When Gens. Omar N. Bradley, George S. Patton and Dwight D. Eisenhower retired, they purchased the pistols they were issued when they were on active duty.
And still today, when general officers retire they can buy the pistols they were issued.
The General Officer Pistol Team, of the TACOM Life Cycle Management Command Rock Island's Weapons Product Support Integration Directorate, oversees the process for the active Army, National Guard and Army Reserve.
The GO Pistol Team has records of issue on the original three by five cards dating back to World War II, said Sid Kemmis, Associate Director, Weapons Support Group.
Title 10, USC Section 2574 allows each active duty general officer to receive a general officer model M9 pistol on loan and purchase it when he or she retires, he explained.
The pistols are special in that they are procured especially for general officers, with serial numbers prefixed with the letters "GO," explained Tara Octaviano, logistics management specialist
Jodie Creen Wesemann, museum technician at the Rock Island Arsenal Museum, said the first General Officer Model RIA M15 .45 caliber pistol produced at the Rock Island Arsenal is in the museum's collection. According to museum records, it was produced in 1972, and is a modified version of the Ithaca Gun Co. M1911A1 made in 1943.
According to "The Colt U.S. General Officers Pistol" by Horace Greeley IV, the pistol's original GO1 serial number was hurriedly changed to GO178 to discourage a visiting dignitary, who asked to see the new pistol, from taking the weapon.

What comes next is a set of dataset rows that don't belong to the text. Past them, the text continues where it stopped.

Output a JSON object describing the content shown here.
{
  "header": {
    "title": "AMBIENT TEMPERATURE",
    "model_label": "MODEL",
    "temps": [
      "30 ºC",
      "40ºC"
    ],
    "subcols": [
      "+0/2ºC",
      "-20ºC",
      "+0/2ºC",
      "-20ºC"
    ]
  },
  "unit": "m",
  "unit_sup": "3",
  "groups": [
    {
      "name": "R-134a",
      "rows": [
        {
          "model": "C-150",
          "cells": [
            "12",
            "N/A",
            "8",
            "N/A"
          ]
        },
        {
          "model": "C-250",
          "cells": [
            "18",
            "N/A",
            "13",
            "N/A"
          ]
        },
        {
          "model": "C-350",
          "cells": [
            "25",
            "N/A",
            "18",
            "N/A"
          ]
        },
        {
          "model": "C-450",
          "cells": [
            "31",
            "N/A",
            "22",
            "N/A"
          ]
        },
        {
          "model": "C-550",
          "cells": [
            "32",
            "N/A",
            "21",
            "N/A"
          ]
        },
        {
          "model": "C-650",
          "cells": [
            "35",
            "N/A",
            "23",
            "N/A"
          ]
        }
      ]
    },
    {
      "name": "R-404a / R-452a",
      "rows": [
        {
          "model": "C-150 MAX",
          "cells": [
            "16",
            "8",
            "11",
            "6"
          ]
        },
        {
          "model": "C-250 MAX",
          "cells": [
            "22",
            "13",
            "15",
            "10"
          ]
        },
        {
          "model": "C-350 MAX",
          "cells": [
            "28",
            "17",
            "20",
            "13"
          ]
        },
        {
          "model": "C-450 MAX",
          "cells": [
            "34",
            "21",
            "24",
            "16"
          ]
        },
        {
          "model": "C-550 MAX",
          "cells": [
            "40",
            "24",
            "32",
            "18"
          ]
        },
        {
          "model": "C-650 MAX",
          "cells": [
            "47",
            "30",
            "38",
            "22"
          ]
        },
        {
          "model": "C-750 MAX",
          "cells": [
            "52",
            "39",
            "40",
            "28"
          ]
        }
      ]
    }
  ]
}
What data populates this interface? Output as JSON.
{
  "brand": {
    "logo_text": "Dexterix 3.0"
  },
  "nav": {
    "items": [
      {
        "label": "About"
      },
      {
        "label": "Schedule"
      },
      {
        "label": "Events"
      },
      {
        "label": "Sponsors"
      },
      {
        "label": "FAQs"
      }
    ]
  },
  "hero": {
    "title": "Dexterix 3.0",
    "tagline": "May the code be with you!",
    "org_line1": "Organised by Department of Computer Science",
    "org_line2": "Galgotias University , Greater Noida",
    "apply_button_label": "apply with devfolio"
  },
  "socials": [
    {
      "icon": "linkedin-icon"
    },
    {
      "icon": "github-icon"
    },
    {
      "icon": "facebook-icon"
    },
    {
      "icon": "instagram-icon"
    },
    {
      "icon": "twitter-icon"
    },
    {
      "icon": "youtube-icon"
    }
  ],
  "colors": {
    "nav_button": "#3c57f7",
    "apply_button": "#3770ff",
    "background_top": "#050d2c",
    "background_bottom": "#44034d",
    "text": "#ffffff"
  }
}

The practice of issuing pistols (the Colt caliber 380 pocket model) to general officers began in 1944 during World War II (Greeley). It was replaced by the shorter-barreled M15 in the 1970s (http://en.wikipedia.org/wiki/M15_pistol) followed by the more modern M9 9mm pistol in 1984 (http://tri.army.mil/LC/cs/csi/satoc.htm#M9).
"When a general officer requests a pistol he has to either go through the GOMO office (General Officer Management Office) or come through us with a request to receive the pistol," Octaviano said.
Octaviano then verifies the requester, assigns the pistol and logs the request into a database, which notifies Anniston Army Depot personnel who ship the pistol to the general.
"Because it's a loan, the general needs to confirm annually that it's in his or her possession," said Kemmis. "All of the transactions, which include the purchase request and annual inventory certification, are automated and web based." There are 650 pistols issued according to current records.
"In addition to the pistol they get a flag, belt buckle, holster, magazine, cleaning rod and brush and other accessories," said Kemmis. The pistols cost $497.
Most general officers purchase their pistols when they retire, said Kemmis. "They are general officers after all, and we give them exceptional service. We try to take really good care of them."